Look out too for the streaming of past hit shows. More and more theatres and arts companies are doing this…
…For example, National Theatre At Home on YouTube
HULL playwright Richard Bean’s comic romp One Man, Two Guvnors has drawn more than two million viewers since being launched on the National Theatre’s YouTube channel last Thursday.
Next up, available for free from 7pm this evening for a week, will be Sally Cookson’s innovative, dynamic, remarkable stage adaptation of Charlotte Bronte’s Yorkshire novel, Jane Eyre.
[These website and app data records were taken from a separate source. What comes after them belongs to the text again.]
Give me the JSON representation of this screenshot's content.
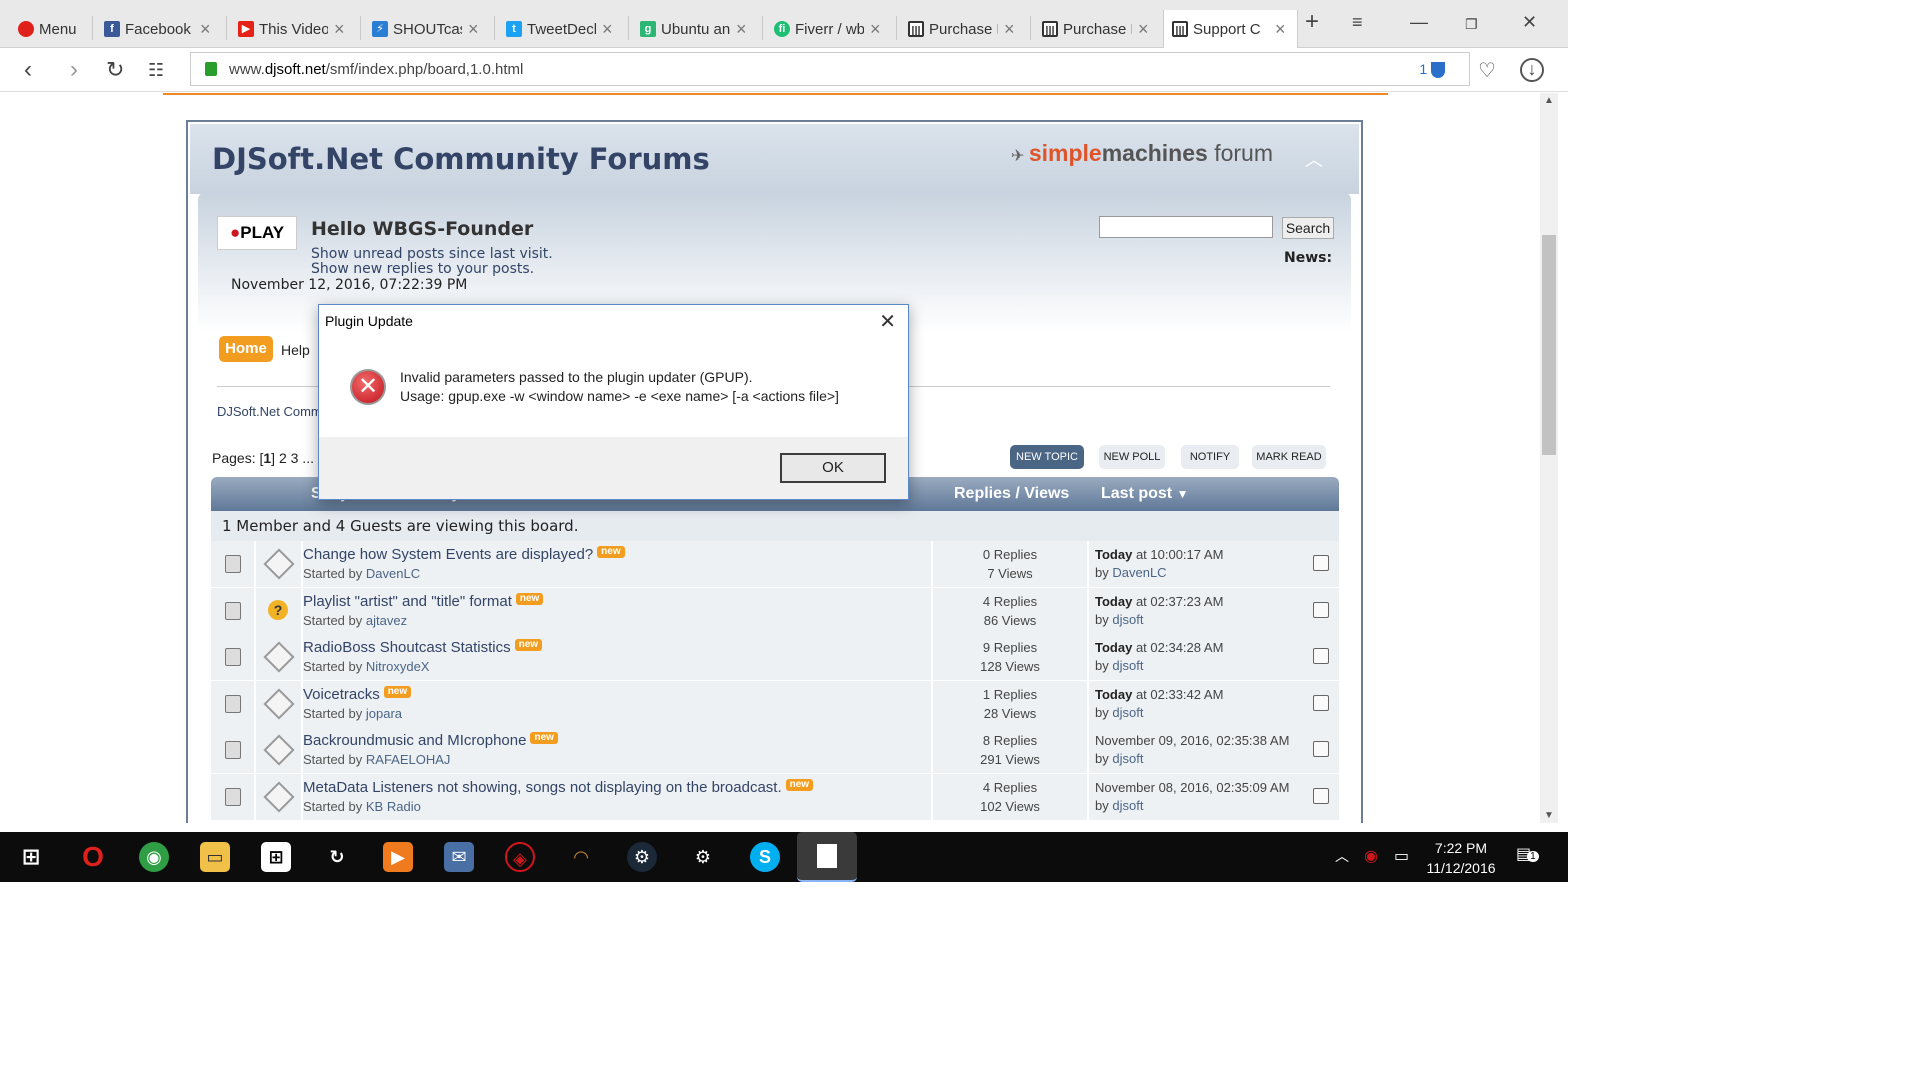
{
  "browser": {
    "menu_label": "Menu",
    "tabs": [
      {
        "label": "Facebook",
        "icon": "facebook-icon",
        "color": "#3b5998"
      },
      {
        "label": "This Video",
        "icon": "youtube-icon",
        "color": "#e62117"
      },
      {
        "label": "SHOUTcast",
        "icon": "shoutcast-icon",
        "color": "#2a7fd4"
      },
      {
        "label": "TweetDeck",
        "icon": "tweetdeck-icon",
        "color": "#1da1f2"
      },
      {
        "label": "Ubuntu an",
        "icon": "g-icon",
        "color": "#2bb673"
      },
      {
        "label": "Fiverr / wb",
        "icon": "fiverr-icon",
        "color": "#1dbf73"
      },
      {
        "label": "Purchase R",
        "icon": "purchase-icon",
        "color": "#333333"
      },
      {
        "label": "Purchase R",
        "icon": "purchase-icon",
        "color": "#333333"
      },
      {
        "label": "Support C",
        "icon": "support-icon",
        "color": "#333333"
      }
    ],
    "url_prefix": "www.",
    "url_domain": "djsoft.net",
    "url_path": "/smf/index.php/board,1.0.html",
    "badge_count": "1"
  },
  "forum": {
    "title": "DJSoft.Net Community Forums",
    "smf_logo_simple": "simple",
    "smf_logo_machines": "machines",
    "smf_logo_forum": " forum",
    "logo_text": "PLAY",
    "greeting": "Hello WBGS-Founder",
    "unread_link": "Show unread posts since last visit.",
    "replies_link": "Show new replies to your posts.",
    "datetime": "November 12, 2016, 07:22:39 PM",
    "search_button": "Search",
    "news_label": "News:",
    "nav_home": "Home",
    "nav_help": "Help",
    "breadcrumb": "DJSoft.Net Comm",
    "pages_label": "Pages: [",
    "pages_current": "1",
    "pages_rest": "] 2 3 ...",
    "buttons": {
      "new_topic": "NEW TOPIC",
      "new_poll": "NEW POLL",
      "notify": "NOTIFY",
      "mark_read": "MARK READ"
    },
    "table_header": {
      "subject": "Subject / Started by",
      "replies_views": "Replies / Views",
      "last_post": "Last post"
    },
    "viewing": "1 Member and 4 Guests are viewing this board.",
    "topics": [
      {
        "subject": "Change how System Events are displayed?",
        "new": "new",
        "started_by": "Started by",
        "starter": "DavenLC",
        "replies": "0 Replies",
        "views": "7 Views",
        "last_day": "Today",
        "last_time": " at 10:00:17 AM",
        "by": "by",
        "last_by": "DavenLC",
        "icon": "normal"
      },
      {
        "subject": "Playlist \"artist\" and \"title\" format",
        "new": "new",
        "started_by": "Started by",
        "starter": "ajtavez",
        "replies": "4 Replies",
        "views": "86 Views",
        "last_day": "Today",
        "last_time": " at 02:37:23 AM",
        "by": "by",
        "last_by": "djsoft",
        "icon": "question"
      },
      {
        "subject": "RadioBoss Shoutcast Statistics",
        "new": "new",
        "started_by": "Started by",
        "starter": "NitroxydeX",
        "replies": "9 Replies",
        "views": "128 Views",
        "last_day": "Today",
        "last_time": " at 02:34:28 AM",
        "by": "by",
        "last_by": "djsoft",
        "icon": "normal"
      },
      {
        "subject": "Voicetracks",
        "new": "new",
        "started_by": "Started by",
        "starter": "jopara",
        "replies": "1 Replies",
        "views": "28 Views",
        "last_day": "Today",
        "last_time": " at 02:33:42 AM",
        "by": "by",
        "last_by": "djsoft",
        "icon": "normal"
      },
      {
        "subject": "Backroundmusic and MIcrophone",
        "new": "new",
        "started_by": "Started by",
        "starter": "RAFAELOHAJ",
        "replies": "8 Replies",
        "views": "291 Views",
        "last_day": "",
        "last_time": "November 09, 2016, 02:35:38 AM",
        "by": "by",
        "last_by": "djsoft",
        "icon": "normal"
      },
      {
        "subject": "MetaData Listeners not showing, songs not displaying on the broadcast.",
        "new": "new",
        "started_by": "Started by",
        "starter": "KB Radio",
        "replies": "4 Replies",
        "views": "102 Views",
        "last_day": "",
        "last_time": "November 08, 2016, 02:35:09 AM",
        "by": "by",
        "last_by": "djsoft",
        "icon": "normal"
      }
    ]
  },
  "dialog": {
    "title": "Plugin Update",
    "message_line1": "Invalid parameters passed to the plugin updater (GPUP).",
    "message_line2": "Usage: gpup.exe -w <window name> -e <exe name> [-a <actions file>]",
    "ok_label": "OK"
  },
  "taskbar": {
    "time": "7:22 PM",
    "date": "11/12/2016",
    "notification_count": "1"
  }
}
You may recall the NT’s touring production from its week-long run at the Grand Opera House, York, in May 2017. Truly worth staying in for…but you will be doing that anyway, won’t you.
Venturing outdoors…to spot #openwindowsyork2020
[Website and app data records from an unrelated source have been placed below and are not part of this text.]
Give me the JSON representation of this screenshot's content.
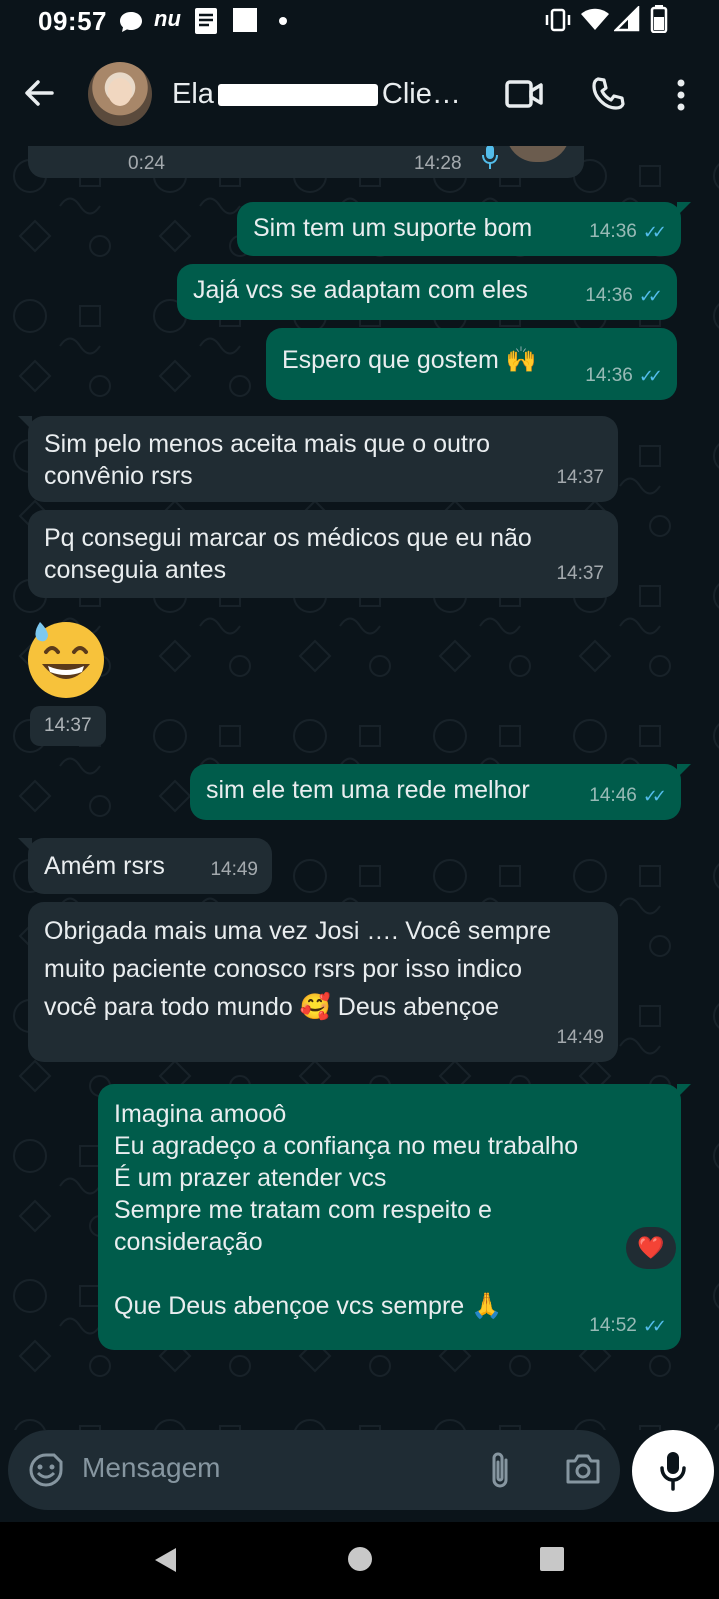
{
  "status_bar": {
    "time": "09:57",
    "icons": [
      "chat-bubble-icon",
      "nu-icon",
      "document-icon",
      "square-icon",
      "dot-icon",
      "vibrate-icon",
      "wifi-icon",
      "signal-icon",
      "battery-icon"
    ],
    "nu_label": "nu"
  },
  "header": {
    "name_start": "Ela",
    "name_end": "Clie…",
    "icons": [
      "back-arrow-icon",
      "video-call-icon",
      "phone-icon",
      "more-vert-icon"
    ]
  },
  "messages": [
    {
      "dir": "in",
      "partial": true,
      "duration": "0:24",
      "time": "14:28"
    },
    {
      "dir": "out",
      "text": "Sim tem um suporte bom",
      "time": "14:36",
      "status": "read"
    },
    {
      "dir": "out",
      "text": "Jajá vcs se adaptam com eles",
      "time": "14:36",
      "status": "read"
    },
    {
      "dir": "out",
      "text": "Espero que gostem 🙌",
      "time": "14:36",
      "status": "read"
    },
    {
      "dir": "in",
      "text": "Sim pelo menos aceita mais que o outro\nconvênio rsrs",
      "time": "14:37"
    },
    {
      "dir": "in",
      "text": "Pq consegui marcar os médicos que eu não\nconseguia antes",
      "time": "14:37"
    },
    {
      "dir": "in",
      "emoji": "😅",
      "time": "14:37"
    },
    {
      "dir": "out",
      "text": "sim ele tem uma rede melhor",
      "time": "14:46",
      "status": "read"
    },
    {
      "dir": "in",
      "text": "Amém rsrs",
      "time": "14:49"
    },
    {
      "dir": "in",
      "text": "Obrigada mais uma vez Josi …. Você sempre\nmuito paciente conosco rsrs por isso indico\nvocê para todo mundo 🥰 Deus abençoe",
      "time": "14:49"
    },
    {
      "dir": "out",
      "text": "Imagina amooô\nEu agradeço a confiança no meu trabalho\nÉ um prazer atender vcs\nSempre me tratam com respeito e\nconsideração\n\nQue Deus abençoe vcs sempre 🙏",
      "time": "14:52",
      "status": "read",
      "reaction": "❤️"
    }
  ],
  "input": {
    "placeholder": "Mensagem",
    "icons": [
      "emoji-icon",
      "attach-icon",
      "camera-icon",
      "mic-icon"
    ]
  },
  "nav": {
    "icons": [
      "nav-back-icon",
      "nav-home-icon",
      "nav-recents-icon"
    ]
  },
  "colors": {
    "background": "#0b141a",
    "outgoing": "#005c4b",
    "incoming": "#202c33",
    "read_ticks": "#53bdeb"
  }
}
AMID the strict Government strictures, when allowed out to walk the dog or take that one burst of mentally and physically beneficial exercise a day, you can discover a new form of “window dressing” and maybe even “window shopping” near you.
The Covid-19 pandemic has shut the doors on York Open Studios 2020, when 144 artists and makers would have been welcoming visitors on April 17 to 19 and 25 and 26. Enterprising as ever, they now say: “We can’t open our doors, but we can show you our work through our windows”, as they launch #openwindowsyork2020. “If you see one, let us know,” they add.
Vintage game of the week: Backgammon
LOCKDOWN is the perfect chance to dust off faithful old games consigned to gathering dust on top shelves.
Bring back Backgammon, one of the oldest known board games, whose history can be traced back nearly 5,000 years to archaeological discoveries in Mesopotamia. In this quick-thinking two-player game, each player has 15 pieces that move between 24 triangles, according to the roll of two dice. You gotta roll with it, as Oasis once sang.
Easter egg hunt
EASTER Day celebrations demand an Easter egg hunt, whether indoors or in the garden, if that is possible.
Two customs spring to mind: firstly, wrapping eggs in ribbon for boiling that will then leave a pretty decorative pattern on the eggs.
Secondly, writing poetic ditties as clues for the Easter egg hunter to find the hidden chocolate goodies. Happy hunting, happy Easter, dear readers.
Clap for Carers
YES, we miss the sound of applause bursting through our theatre walls, but for now, save your hand-clapping for showing support every Thursday at 8pm for our NHS doctors, hospital staff, carers, rising tide of volunteers and key workers. God bless them all.
And what about…
BOOKS on pandemics and plagues. Cookbooks. The return of BBC One’s Have I Got News For You on Fridays, albeit in compromised social-distancing-from-home form. The shockumentary series Tiger King: Murder, Mayhem And Madness on Netflix. Writing a 10 Things list like this one.
Reading the regular Tweets from Reece Dinsdale, Emmerdale actor full of nous, and Alan Lane, Slung Low artistic director and man of action around Leeds. Keep drinking hot drinks and gargling regularly, as well as all that hand-washing.